    Hartford Hospital’s Pulmonary Unit on Bliss 11 East is the inpatient cystic fibrosis floor and an integral part of the Adult Cystic Fibrosis Center, Hartford Hospital’s CCCFC component. B11East nurses have demonstrated commitment to CF patients. In addition to treating acute and chronic dis- ease, the nursing staff has worked to establish standards of care with regard to transition of patients from pediatric to adult care, chronic disease man- agement, infection control, evidence-based medicine, pain management and end-of-life-care. Nurses also participate in the monthly outpatient clinic.

    Commitment is a must. “Cystic fibrosis patients require unique and spe- cialized care,” says B11East nurse Stephanie Majocha, RN. Nurses work with patients, families, respiratory therapists, physicians, nutritionists and social services to develop individualized care plans for each patient. Ms. Majocha notes it is very rewarding to be able to help a patient with cystic fibrosis have more control over the disease.

    Oncology Nursing Group Honors Hospital The Oncology Nursing Certification Corporation (ONCC) has honored Hartford Hospital with its 2007 Employer Recognition Award. The award is designed to recognize organizations that have provided sustained support for and recognition of oncology nursing certification. The hospital formally received the award at the ONCC’s national meeting in Las Vegas in April. Pamela Vecchiarino, RN, MSN, CNAA-BC, noted that Camille Servodidio, RN, MPH, CRNO, OCN, and Kathy Burns, RN, MSN, OCN, were instrumental in submitting the application that resulted in the award.

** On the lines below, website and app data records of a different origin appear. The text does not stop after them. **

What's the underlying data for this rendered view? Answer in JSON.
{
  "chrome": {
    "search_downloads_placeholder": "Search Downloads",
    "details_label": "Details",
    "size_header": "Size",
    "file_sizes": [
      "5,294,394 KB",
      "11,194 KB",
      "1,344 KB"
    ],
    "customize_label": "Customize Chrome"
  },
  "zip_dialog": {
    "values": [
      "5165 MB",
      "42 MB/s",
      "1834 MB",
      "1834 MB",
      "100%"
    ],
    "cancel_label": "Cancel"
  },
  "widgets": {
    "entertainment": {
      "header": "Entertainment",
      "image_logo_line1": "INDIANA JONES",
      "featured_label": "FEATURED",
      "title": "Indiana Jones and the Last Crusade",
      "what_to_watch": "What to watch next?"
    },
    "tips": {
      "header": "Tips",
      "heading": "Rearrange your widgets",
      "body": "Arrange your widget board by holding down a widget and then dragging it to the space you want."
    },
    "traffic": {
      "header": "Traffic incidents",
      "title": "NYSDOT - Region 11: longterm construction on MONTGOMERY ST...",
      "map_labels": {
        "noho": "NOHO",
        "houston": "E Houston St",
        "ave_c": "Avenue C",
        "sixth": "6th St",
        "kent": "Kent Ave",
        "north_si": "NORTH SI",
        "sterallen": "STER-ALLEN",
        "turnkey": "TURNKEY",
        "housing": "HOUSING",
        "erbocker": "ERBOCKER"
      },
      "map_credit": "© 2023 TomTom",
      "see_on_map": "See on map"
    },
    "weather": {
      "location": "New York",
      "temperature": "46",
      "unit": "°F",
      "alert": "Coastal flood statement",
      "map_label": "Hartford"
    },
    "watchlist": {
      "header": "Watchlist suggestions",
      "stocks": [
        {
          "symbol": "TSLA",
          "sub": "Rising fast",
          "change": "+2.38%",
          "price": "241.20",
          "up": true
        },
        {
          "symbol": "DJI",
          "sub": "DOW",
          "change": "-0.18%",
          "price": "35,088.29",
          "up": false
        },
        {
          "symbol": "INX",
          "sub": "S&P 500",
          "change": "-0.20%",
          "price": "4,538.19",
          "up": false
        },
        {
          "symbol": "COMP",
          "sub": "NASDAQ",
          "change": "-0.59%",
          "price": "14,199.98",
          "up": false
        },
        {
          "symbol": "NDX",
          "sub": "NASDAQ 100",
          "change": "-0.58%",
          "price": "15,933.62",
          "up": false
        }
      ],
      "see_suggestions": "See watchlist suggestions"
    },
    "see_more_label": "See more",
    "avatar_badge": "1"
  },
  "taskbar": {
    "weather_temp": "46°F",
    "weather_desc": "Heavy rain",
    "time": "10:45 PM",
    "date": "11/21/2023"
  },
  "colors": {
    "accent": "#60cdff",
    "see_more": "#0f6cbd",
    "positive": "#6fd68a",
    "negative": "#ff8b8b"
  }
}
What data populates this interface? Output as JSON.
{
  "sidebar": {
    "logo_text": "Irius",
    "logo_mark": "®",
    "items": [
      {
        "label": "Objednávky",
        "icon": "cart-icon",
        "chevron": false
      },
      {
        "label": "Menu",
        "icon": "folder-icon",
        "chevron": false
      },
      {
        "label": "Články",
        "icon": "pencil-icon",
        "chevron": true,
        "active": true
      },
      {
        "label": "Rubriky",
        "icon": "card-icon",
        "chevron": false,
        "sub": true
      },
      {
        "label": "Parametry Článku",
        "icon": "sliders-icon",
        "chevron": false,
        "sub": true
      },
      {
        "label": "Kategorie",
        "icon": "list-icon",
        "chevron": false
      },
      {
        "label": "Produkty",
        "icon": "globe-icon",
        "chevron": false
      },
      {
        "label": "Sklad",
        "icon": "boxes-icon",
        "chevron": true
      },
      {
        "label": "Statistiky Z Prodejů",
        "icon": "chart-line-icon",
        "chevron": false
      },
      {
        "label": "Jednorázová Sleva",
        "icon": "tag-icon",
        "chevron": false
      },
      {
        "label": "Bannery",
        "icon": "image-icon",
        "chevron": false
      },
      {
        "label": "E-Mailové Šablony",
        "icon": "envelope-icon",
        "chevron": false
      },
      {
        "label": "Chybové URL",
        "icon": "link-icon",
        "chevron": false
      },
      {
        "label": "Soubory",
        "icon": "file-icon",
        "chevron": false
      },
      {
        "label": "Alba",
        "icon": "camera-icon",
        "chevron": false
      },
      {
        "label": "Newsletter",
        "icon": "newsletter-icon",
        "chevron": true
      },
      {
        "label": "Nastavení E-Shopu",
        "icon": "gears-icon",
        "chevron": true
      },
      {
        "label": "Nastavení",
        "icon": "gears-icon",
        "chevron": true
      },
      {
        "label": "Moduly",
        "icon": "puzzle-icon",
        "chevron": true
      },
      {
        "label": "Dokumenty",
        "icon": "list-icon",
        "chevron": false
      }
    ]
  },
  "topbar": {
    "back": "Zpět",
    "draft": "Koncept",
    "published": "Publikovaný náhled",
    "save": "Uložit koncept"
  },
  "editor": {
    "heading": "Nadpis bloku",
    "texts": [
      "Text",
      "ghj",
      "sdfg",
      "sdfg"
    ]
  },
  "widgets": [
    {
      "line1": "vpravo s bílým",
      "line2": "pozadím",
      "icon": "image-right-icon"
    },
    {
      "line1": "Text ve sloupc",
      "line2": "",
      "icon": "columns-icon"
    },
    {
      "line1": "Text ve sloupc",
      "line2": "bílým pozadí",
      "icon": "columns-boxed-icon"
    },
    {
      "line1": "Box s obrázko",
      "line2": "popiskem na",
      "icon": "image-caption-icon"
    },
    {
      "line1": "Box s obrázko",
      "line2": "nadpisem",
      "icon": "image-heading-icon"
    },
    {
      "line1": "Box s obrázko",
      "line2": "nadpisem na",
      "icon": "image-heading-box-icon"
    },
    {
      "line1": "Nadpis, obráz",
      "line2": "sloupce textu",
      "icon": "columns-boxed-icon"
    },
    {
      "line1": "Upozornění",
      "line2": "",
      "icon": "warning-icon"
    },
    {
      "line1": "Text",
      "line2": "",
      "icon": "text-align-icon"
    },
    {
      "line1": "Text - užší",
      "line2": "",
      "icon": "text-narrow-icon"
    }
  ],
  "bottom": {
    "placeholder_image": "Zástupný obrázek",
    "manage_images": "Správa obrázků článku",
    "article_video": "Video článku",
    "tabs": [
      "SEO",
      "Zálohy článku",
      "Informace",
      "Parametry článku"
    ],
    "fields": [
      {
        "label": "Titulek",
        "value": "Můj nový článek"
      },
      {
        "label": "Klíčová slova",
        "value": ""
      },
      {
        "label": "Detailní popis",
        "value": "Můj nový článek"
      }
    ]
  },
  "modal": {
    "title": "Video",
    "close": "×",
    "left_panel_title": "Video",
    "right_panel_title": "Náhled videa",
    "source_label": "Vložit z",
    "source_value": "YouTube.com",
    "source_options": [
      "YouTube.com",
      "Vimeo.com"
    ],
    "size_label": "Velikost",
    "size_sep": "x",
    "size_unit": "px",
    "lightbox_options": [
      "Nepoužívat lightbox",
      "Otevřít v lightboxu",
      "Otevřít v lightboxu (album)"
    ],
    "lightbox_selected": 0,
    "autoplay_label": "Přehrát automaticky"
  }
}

    This winter, ONCC’s president visited Hartford Hospital to take part in a ceremony honoring three hospital areas, Hematology/ Oncology, Radiation Oncology and Cancer Research, where 100 percent of nurses have achieved certification. Bliss 5 was also recognized for having roughly three-quart